* [Information supplied]:
▬▬▬▬▬▬▬▬▬▬

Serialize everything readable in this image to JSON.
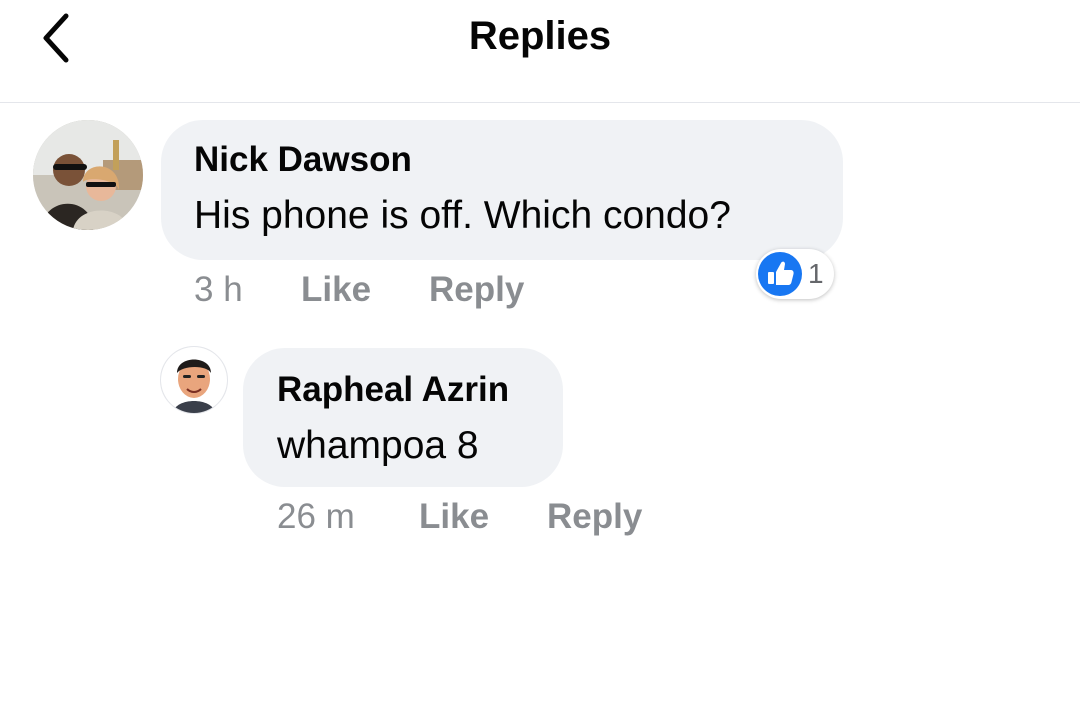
{
  "header": {
    "title": "Replies",
    "back_icon": "chevron-left-icon"
  },
  "comments": [
    {
      "author": "Nick Dawson",
      "text": "His phone is off. Which condo?",
      "time": "3 h",
      "like_label": "Like",
      "reply_label": "Reply",
      "reaction": {
        "icon": "thumbs-up-icon",
        "count": "1",
        "color": "#1877f2"
      }
    },
    {
      "author": "Rapheal Azrin",
      "text": "whampoa 8",
      "time": "26 m",
      "like_label": "Like",
      "reply_label": "Reply"
    }
  ],
  "colors": {
    "bubble": "#f0f2f5",
    "meta": "#8a8d91",
    "accent": "#1877f2"
  }
}
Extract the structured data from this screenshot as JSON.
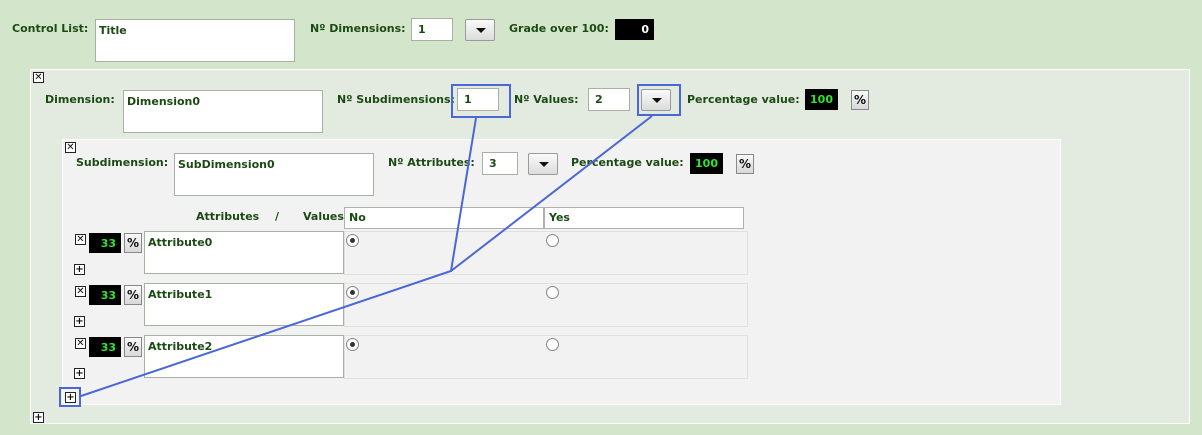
{
  "control_list": {
    "label": "Control List:",
    "title_value": "Title",
    "dimensions_label": "Nº Dimensions:",
    "dimensions_value": "1",
    "grade_label": "Grade over 100:",
    "grade_value": "0"
  },
  "dimension": {
    "label": "Dimension:",
    "name_value": "Dimension0",
    "subdimensions_label": "Nº Subdimensions:",
    "subdimensions_value": "1",
    "values_label": "Nº Values:",
    "values_value": "2",
    "percentage_label": "Percentage value:",
    "percentage_value": "100"
  },
  "subdimension": {
    "label": "Subdimension:",
    "name_value": "SubDimension0",
    "attributes_label": "Nº Attributes:",
    "attributes_value": "3",
    "percentage_label": "Percentage value:",
    "percentage_value": "100"
  },
  "attributes_table": {
    "attributes_header": "Attributes",
    "separator": "/",
    "values_header": "Values",
    "value_columns": [
      "No",
      "Yes"
    ],
    "rows": [
      {
        "weight": "33",
        "name": "Attribute0",
        "selected": "No"
      },
      {
        "weight": "33",
        "name": "Attribute1",
        "selected": "No"
      },
      {
        "weight": "33",
        "name": "Attribute2",
        "selected": "No"
      }
    ]
  },
  "icons": {
    "remove": "close-icon",
    "add": "plus-icon",
    "percent": "percent-icon",
    "dropdown": "chevron-down-icon"
  },
  "glyphs": {
    "remove": "✕",
    "add": "+",
    "percent": "%"
  },
  "colors": {
    "background": "#d3e6cb",
    "dimension_panel": "#e3ebe0",
    "subdimension_panel": "#f2f2f2",
    "label_text": "#1c4a14",
    "percentage_text": "#2ee62e",
    "highlight": "#4a67d6"
  }
}
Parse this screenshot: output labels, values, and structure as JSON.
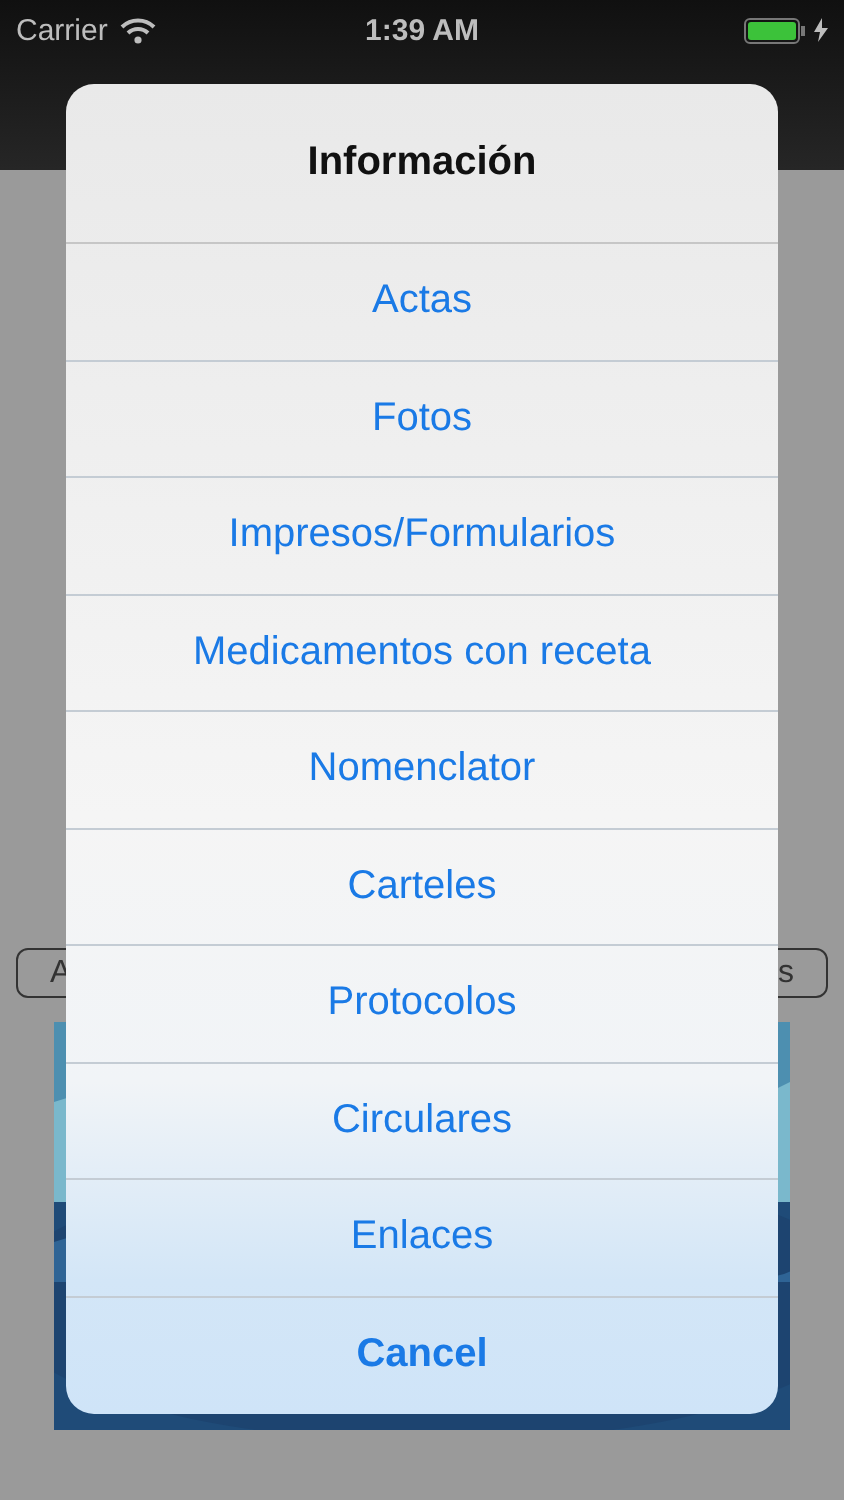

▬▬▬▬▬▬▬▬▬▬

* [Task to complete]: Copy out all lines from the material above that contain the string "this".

* [Answer section]:
Serialize everything readable in this image to JSON.
Extract the structured data from this screenshot as JSON.
Parse this screenshot: output labels, values, and structure as JSON.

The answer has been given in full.